What is congenital strabismus?
Before commenting on what congenital strabismus is, keep in mind that strabismus can be classified in relation to several factors:
- depending on the age of appearance, being able to be congenital or acquired,
- based on the disposition of the deviated eye,
- according to the frequency of appearance,
- by alternating between one eye and the other.
If something characterizes one of them, it is the need for early treatment. We refer to congenital strabismus or also called infant or child. True to our philosophy of preventive medicine, we want to mention the characteristics of this type of deviation and that it is so associated with the youngest patients in our practice.
It is important not to confuse congenital strabismus, whose aforementioned characteristic is the need to be treated early, with other types of strabismus whose early appearance also occurs before 8 months of age. In any case, and under suspicion of strabismus that the parents or the school may have, it will be a reason to carry out an ophthalmological examination regardless of age.
Congenital strabismus is a type of convergent ocular deviation or what we call esotropia. It is observed how the eye is deviated towards the nasal side (nose), that is, inwards. Normally the deviation is of a wide angle not less than 40 prismatic diopters and constant, where the eye will usually have difficulty abducting (moving the eye outwards). In many cases it is accompanied by a vertical type deviation, torticollis and/or nystagmus.
Given the child’s age and lack of ability to cooperate, the Hirschberg test and eye tracking study carried out with an ophthalmoscope torch are very useful when making a diagnosis. An electrophysiological study (for evoked visual potentials) is also recommended to identify asymmetrical vision. In each case, organic conditions will need to be ruled out through a dilated fundus examination.
Although the origin and cause of strabismus is still a matter for debate, experts agree that it can appear during the first 4 months after birth, although it is more evident from 6 months onwards. Patients that have developmental alterations or that were born prematurely may show this type of ocular deviation, and a family history of strabismus could also be a factor.
Treatment of congenital strabismus
The refraction in the child’s eye must be studied, using cycloplegic or atropine drops, before beginning treatment with optical correction, if necessary. Early surgical intervention is normally advised to correct the deviation.
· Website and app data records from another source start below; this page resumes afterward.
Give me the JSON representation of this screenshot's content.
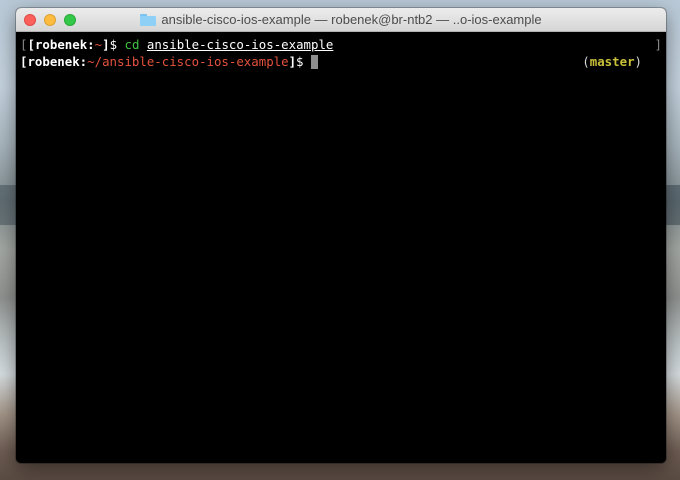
{
  "window": {
    "title": "ansible-cisco-ios-example — robenek@br-ntb2 — ..o-ios-example"
  },
  "terminal": {
    "line1": {
      "edge_left": "[",
      "open": "[",
      "user": "robenek:",
      "path": "~",
      "close": "]",
      "dollar": "$ ",
      "command": "cd",
      "argument": "ansible-cisco-ios-example",
      "edge_right": "]"
    },
    "line2": {
      "open": "[",
      "user": "robenek:",
      "path": "~/ansible-cisco-ios-example",
      "close": "]",
      "dollar": "$ ",
      "rprompt_open": "(",
      "branch": "master",
      "rprompt_close": ")"
    }
  },
  "icons": {
    "title_icon": "folder-icon",
    "window_controls": [
      "close",
      "minimize",
      "zoom"
    ]
  },
  "colors": {
    "prompt_path": "#e3523d",
    "command": "#3fc13f",
    "branch": "#c9c03a",
    "background": "#000000"
  }
}
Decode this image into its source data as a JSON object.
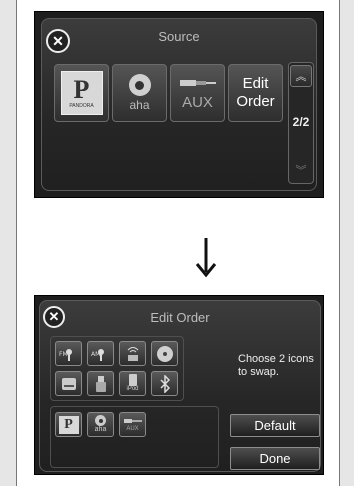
{
  "top_screen": {
    "title": "Source",
    "close_icon": "close-icon",
    "tiles": [
      {
        "icon": "pandora-icon",
        "text": "P",
        "caption": "PANDORA"
      },
      {
        "icon": "aha-icon",
        "caption": "aha"
      },
      {
        "icon": "aux-icon",
        "caption": "AUX"
      },
      {
        "line1": "Edit",
        "line2": "Order"
      }
    ],
    "scroll": {
      "page": "2/2",
      "up_icon": "double-chevron-up-icon",
      "down_icon": "double-chevron-down-icon"
    }
  },
  "arrow_icon": "arrow-down-icon",
  "bottom_screen": {
    "title": "Edit Order",
    "close_icon": "close-icon",
    "grid_icons": [
      "fm-radio-icon",
      "am-radio-icon",
      "xm-radio-icon",
      "disc-icon",
      "hdd-icon",
      "usb-icon",
      "ipod-icon",
      "bluetooth-icon"
    ],
    "ipod_caption": "iPod",
    "row3_icons": [
      {
        "icon": "pandora-icon",
        "text": "P"
      },
      {
        "icon": "aha-icon",
        "caption": "aha"
      },
      {
        "icon": "aux-icon",
        "caption": "AUX"
      }
    ],
    "hint": "Choose 2 icons to swap.",
    "default_label": "Default",
    "done_label": "Done"
  }
}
The objectives are both aesthetic and functional, trying to improve binocular vision and help the patient’s vision develop as soon as possible. The treatment will help the child in the future stages of learning that await him or her.